This is my dear friend Leanne about 38 weeks pregnant. She is such a good sport. (Fun fact- she actually went into labor an hour after I took these photos. On the left we have the typical pregnant posture. Imagine her hands on her lower back, belly pushing forward as she waddles along. (I say “imagine”, because Leanne worked so hard on her alignment during pregnancy that she never actually waddled.) Her pelvis is leaning forward and her torso is leaning back. Her pelvis is posteriorly tilted (aka, tailbone tucked under), and her feet turned out. On the right we have a beautifully stacked skeleton. Her ear, shoulder, hip, knee, ankle are all in a vertical line. She has a neutral pelvis with her rib cage stacked right on top and her feet straight.
Picture A: Typical Pregnancy Posture (Just say no.)
Picture B: Aligned and Pregnant (Gold star!)

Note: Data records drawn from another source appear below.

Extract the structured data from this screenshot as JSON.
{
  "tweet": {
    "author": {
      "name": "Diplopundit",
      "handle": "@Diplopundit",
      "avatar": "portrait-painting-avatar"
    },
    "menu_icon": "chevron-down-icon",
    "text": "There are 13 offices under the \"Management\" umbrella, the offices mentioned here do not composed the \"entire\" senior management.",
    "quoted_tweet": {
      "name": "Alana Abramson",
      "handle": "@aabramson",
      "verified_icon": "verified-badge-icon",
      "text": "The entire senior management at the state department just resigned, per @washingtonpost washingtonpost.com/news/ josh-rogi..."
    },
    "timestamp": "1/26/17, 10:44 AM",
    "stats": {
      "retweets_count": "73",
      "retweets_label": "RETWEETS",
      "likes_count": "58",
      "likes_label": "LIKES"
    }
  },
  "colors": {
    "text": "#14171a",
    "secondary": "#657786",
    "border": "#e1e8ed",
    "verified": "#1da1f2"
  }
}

A pregnant woman who stands like Picture A will likely have more back pain, but alignment affects more than whether or not she is in pain. I’d like you to notice two very important things: the shape of her belly and the shape of her rear end. It’s ok, I asked her permission to have a bunch of strangers (although, let’s be honest, not that many) analyzing her very pregnant figure. Can you see that both her belly and her backside are completely different shapes in the two different pictures? In the typical pregnancy posture (Picture A) her rear end is flattened out and looks smaller. Her belly is sort of pointing upwards. In the aligned picture, you can see her gluts look bigger (in a good way) and her belly is pointing straight ahead.
Looking at the shape of Leanne’s body is a subjective assessment, but it illustrates an important underlying concept: How you stand affects your pregnancy, labor and delivery in very real ways.
1) Better baby positioning in utero. You are the container in which your baby lives. When you change your shape, you change the shape of your baby’s container, and the baby will adjust accordingly. How you stand during pregnancy can help (Picture B!) the baby to be in an optimal position for delivery. More on this here.
2) Appropriate pelvic floor tension. Standing with the pelvis in a post tilt (tucked under, like Picture A) causes excessive tension in the pelvic floor and inactive gluts. You want your pelvic floor to be relaxed enough to let a baby pass through more easily. You also want your pelvic floor to be strong enough to hold up your organs and hold in your pee. You need strong gluteal muscles to achieve this not too tight/not too loose pelvic floor muscle length. When you stand like Picture B, your gluts are being used all day long to hold you up and move you around. They will become as strong as they need to be to support your pregnant body and balance out the pelvic floor.
3) Increased birth space. The strong gluts mentioned above will pull the sacrum posterior (back), increasing the birth space (who doesn’t want that?). In addition to changing how you stand, you can also START squatting and STOP doing kegels. For more on squatting and pelvic floor health, read what the Alignment Monkey has to say.
For an extra challenge, try this online class that has a lot of one leg squatting: A Balanced Approach to Hip Strength.
If you are pregnant, and live in Middle Tennessee, contact me to start your complete prenatal alignment program!